* **Exercise**: Find all lines in the records that include the word "Type", and copy them out.
++++++++++
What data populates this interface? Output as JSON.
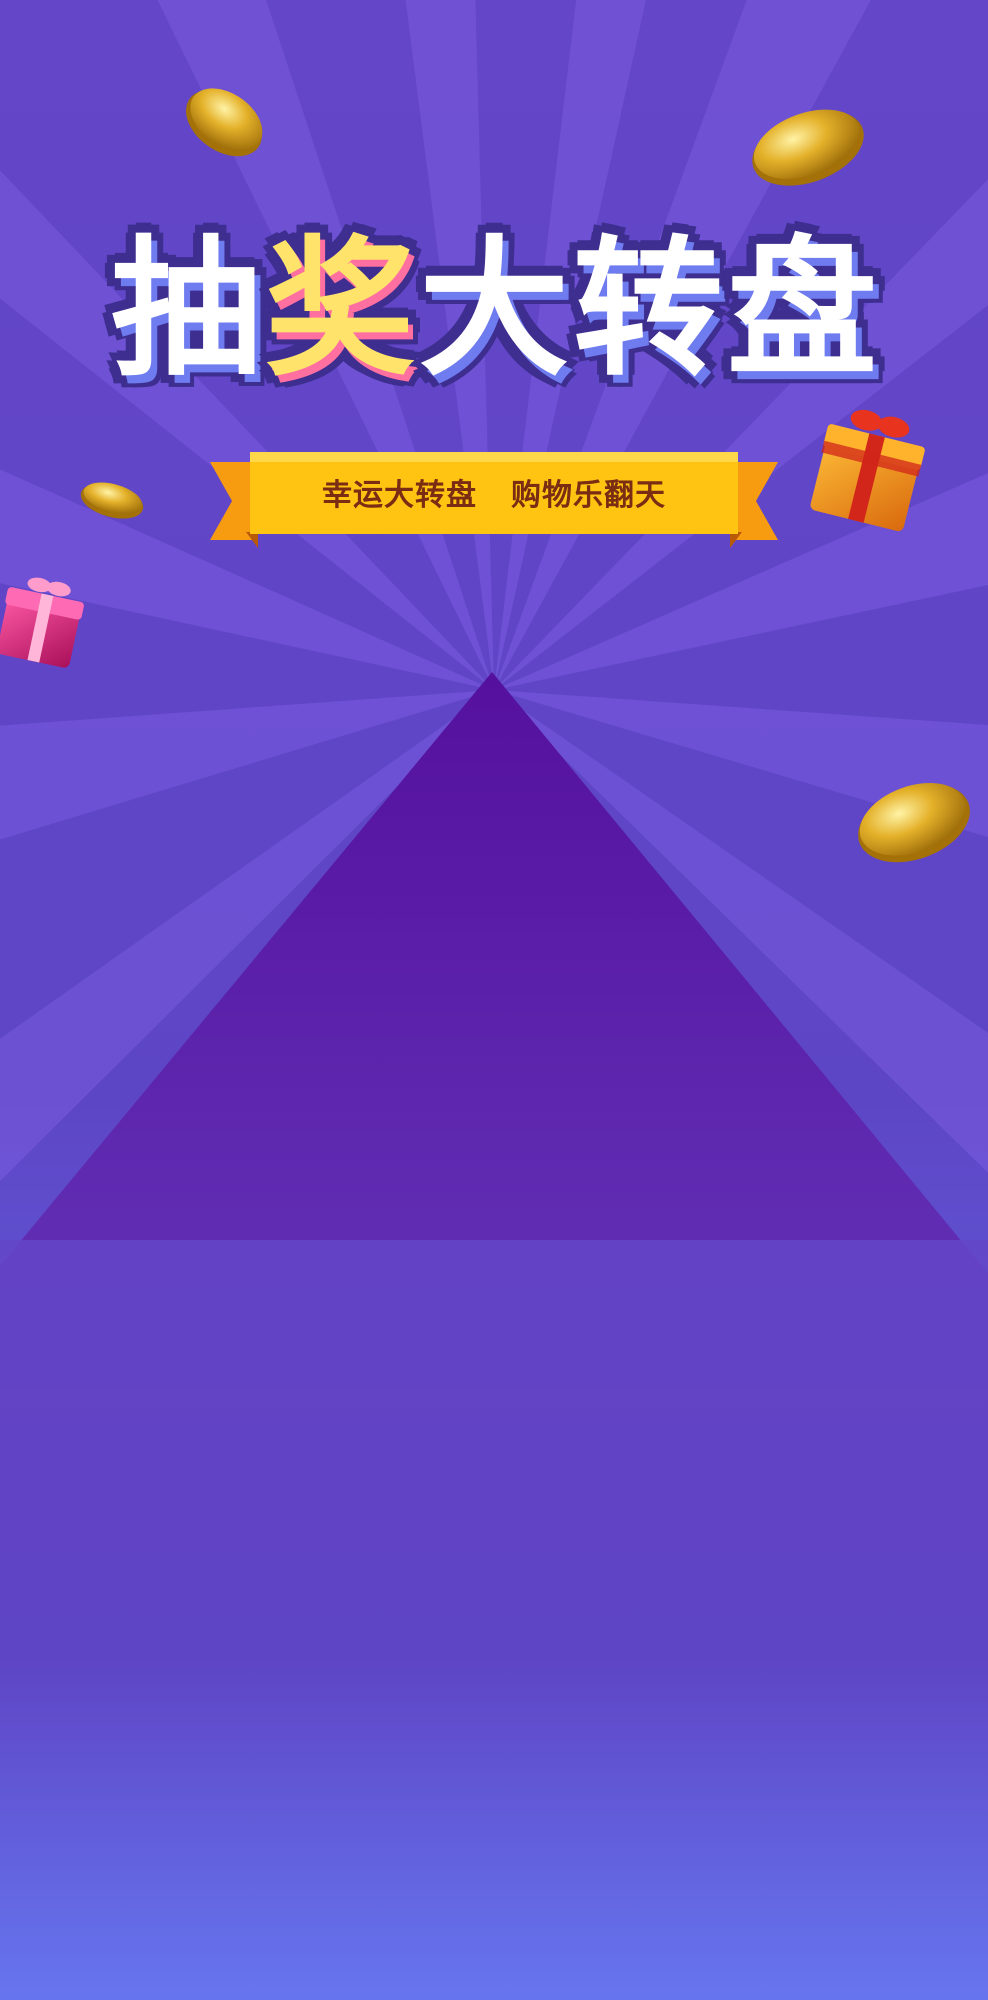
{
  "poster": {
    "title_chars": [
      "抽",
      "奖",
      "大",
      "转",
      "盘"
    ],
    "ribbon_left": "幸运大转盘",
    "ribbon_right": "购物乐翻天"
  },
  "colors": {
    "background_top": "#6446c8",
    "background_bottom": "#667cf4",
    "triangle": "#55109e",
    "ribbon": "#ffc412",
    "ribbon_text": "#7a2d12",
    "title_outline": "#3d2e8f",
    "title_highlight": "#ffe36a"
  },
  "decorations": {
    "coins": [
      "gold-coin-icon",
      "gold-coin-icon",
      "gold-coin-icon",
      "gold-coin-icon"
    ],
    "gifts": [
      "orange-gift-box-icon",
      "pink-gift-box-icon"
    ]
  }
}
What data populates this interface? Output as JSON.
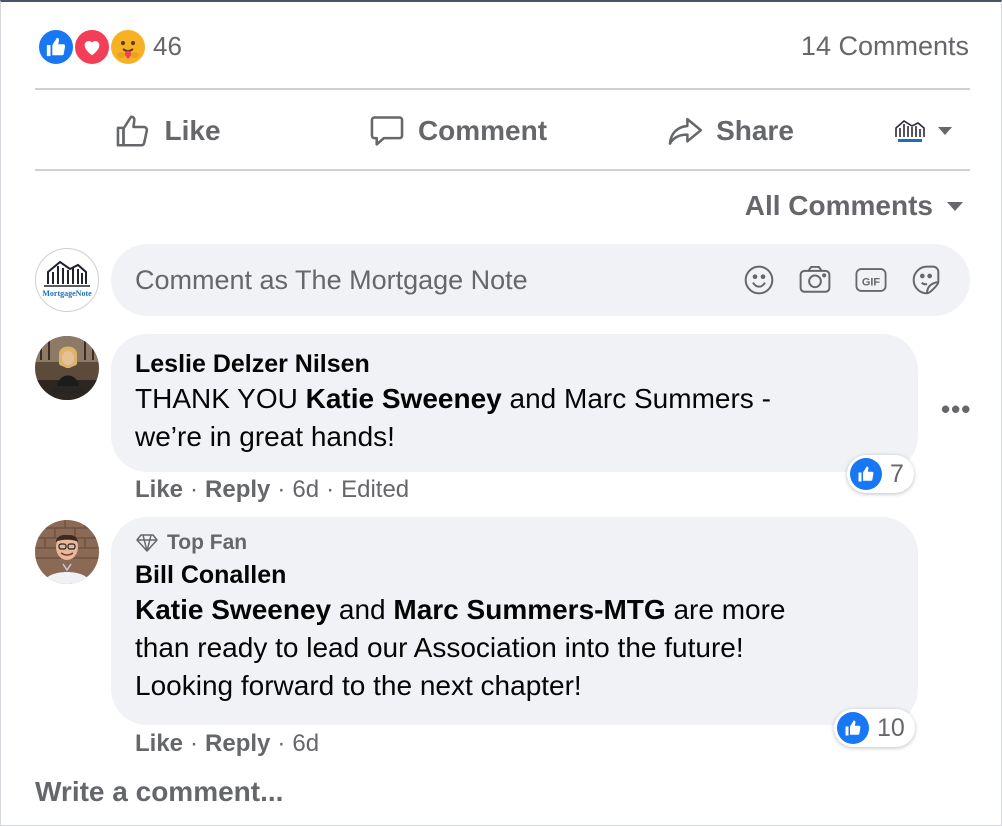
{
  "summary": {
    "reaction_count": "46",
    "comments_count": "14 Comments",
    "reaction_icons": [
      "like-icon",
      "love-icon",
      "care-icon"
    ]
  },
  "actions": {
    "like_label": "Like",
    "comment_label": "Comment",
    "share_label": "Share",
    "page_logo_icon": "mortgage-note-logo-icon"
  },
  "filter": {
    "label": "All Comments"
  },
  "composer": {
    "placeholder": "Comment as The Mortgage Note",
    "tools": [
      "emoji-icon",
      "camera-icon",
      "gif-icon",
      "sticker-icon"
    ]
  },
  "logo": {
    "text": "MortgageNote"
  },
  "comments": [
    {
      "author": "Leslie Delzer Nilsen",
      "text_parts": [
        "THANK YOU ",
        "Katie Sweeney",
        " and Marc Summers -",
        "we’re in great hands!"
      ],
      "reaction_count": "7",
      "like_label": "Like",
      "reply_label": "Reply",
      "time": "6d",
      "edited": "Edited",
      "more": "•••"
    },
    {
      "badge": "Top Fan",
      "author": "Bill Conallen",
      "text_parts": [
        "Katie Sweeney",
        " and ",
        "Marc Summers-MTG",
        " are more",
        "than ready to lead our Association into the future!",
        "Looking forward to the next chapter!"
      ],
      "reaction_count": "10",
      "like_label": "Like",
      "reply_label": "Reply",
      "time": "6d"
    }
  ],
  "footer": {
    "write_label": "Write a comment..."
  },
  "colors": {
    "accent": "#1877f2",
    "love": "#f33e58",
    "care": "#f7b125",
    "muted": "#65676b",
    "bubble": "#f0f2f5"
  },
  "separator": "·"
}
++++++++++
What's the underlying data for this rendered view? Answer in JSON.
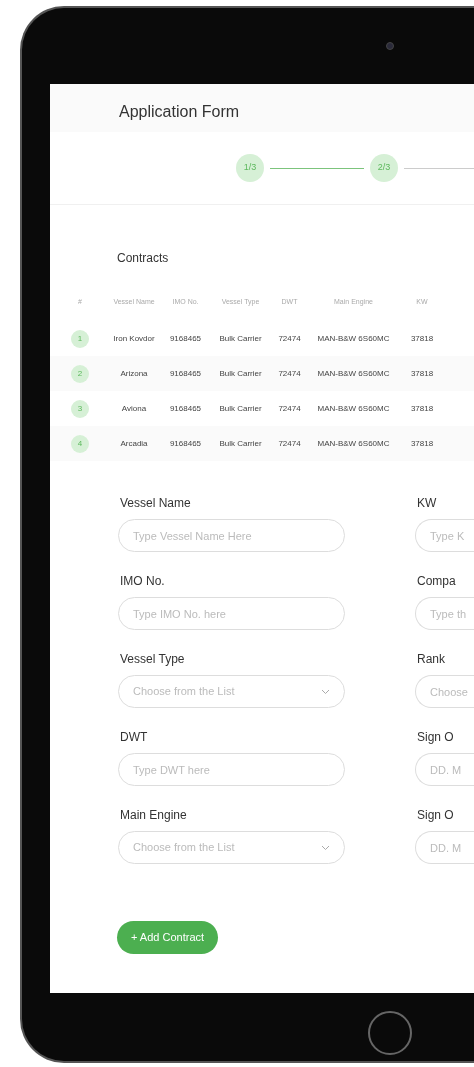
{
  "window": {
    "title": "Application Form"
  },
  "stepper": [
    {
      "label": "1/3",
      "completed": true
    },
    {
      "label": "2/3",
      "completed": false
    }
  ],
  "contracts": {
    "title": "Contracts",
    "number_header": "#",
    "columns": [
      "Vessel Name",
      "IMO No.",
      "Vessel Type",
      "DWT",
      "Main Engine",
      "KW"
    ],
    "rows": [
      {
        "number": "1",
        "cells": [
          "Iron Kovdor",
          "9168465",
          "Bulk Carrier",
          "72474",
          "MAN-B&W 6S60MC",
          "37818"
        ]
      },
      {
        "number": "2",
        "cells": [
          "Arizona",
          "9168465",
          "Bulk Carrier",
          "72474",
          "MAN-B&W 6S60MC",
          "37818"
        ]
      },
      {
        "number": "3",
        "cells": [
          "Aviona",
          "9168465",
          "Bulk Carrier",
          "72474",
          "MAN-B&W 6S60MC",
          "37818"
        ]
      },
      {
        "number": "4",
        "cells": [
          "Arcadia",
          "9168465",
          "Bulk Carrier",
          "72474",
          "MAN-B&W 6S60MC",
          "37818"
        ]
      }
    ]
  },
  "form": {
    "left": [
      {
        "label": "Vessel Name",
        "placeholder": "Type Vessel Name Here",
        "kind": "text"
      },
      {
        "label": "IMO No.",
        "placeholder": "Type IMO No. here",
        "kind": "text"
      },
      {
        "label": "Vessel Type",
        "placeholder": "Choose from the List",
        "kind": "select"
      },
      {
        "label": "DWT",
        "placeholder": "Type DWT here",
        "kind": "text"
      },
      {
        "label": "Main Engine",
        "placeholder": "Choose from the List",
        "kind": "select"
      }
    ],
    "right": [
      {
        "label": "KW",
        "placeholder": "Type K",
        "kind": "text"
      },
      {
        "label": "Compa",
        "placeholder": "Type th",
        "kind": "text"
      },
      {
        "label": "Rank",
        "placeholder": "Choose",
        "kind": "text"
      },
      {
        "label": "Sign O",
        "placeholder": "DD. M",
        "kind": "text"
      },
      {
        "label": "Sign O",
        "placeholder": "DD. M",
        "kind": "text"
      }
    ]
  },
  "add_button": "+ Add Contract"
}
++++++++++
* **Answer space**:
      "Vessel Type",
        "placeholder": "Type Vessel Name Here",
        "placeholder": "Type IMO No. here",
        "label": "Vessel Type",
        "placeholder": "Type DWT here",
        "placeholder": "Type K",
        "placeholder": "Type th",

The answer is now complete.